Look through the records and report how many lines include the word "this", with no other words.

[Data entries]
■ ■ ■

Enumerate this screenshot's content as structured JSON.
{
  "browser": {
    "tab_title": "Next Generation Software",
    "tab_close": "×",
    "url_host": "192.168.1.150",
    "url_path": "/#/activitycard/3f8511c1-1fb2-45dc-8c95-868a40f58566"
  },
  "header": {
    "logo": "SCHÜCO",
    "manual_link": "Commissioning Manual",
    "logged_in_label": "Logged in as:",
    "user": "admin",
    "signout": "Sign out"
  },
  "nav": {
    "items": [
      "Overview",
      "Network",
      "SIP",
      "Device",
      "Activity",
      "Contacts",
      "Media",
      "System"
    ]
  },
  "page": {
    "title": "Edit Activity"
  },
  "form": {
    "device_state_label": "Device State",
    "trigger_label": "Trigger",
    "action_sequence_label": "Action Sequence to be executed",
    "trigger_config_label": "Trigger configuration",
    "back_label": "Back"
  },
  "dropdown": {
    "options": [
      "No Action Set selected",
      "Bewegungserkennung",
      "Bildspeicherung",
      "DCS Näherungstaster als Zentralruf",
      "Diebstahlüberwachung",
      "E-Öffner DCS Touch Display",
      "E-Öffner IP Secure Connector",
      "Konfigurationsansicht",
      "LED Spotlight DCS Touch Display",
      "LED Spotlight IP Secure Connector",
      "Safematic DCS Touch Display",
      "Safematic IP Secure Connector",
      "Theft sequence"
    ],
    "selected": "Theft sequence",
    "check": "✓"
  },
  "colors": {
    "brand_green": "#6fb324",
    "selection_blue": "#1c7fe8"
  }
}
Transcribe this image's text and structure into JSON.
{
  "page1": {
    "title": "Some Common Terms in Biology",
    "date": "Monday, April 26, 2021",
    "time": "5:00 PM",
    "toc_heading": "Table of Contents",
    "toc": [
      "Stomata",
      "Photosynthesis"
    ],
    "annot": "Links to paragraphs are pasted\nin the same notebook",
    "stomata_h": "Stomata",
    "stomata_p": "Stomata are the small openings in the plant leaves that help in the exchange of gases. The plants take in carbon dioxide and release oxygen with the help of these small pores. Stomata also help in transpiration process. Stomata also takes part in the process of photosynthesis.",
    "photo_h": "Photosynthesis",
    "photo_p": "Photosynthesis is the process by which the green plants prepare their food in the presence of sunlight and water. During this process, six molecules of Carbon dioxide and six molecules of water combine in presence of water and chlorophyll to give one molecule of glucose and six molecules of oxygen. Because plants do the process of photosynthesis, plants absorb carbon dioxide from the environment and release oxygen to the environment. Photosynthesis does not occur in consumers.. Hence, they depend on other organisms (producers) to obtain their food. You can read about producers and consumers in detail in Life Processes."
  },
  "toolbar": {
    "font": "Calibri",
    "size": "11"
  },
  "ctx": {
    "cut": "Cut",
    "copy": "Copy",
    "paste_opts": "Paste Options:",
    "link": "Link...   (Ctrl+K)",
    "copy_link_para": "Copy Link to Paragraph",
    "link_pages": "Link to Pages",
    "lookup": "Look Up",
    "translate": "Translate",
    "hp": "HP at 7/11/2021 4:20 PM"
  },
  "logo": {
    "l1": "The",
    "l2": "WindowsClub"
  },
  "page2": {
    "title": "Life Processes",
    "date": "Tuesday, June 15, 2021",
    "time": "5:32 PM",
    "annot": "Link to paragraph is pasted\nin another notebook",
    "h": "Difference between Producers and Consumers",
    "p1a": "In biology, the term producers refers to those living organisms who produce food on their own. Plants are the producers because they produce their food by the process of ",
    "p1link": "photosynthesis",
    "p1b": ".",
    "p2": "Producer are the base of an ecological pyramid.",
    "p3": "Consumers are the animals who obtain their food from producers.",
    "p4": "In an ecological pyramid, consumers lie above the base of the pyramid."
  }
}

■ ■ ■

> _ANSWER BOX_
3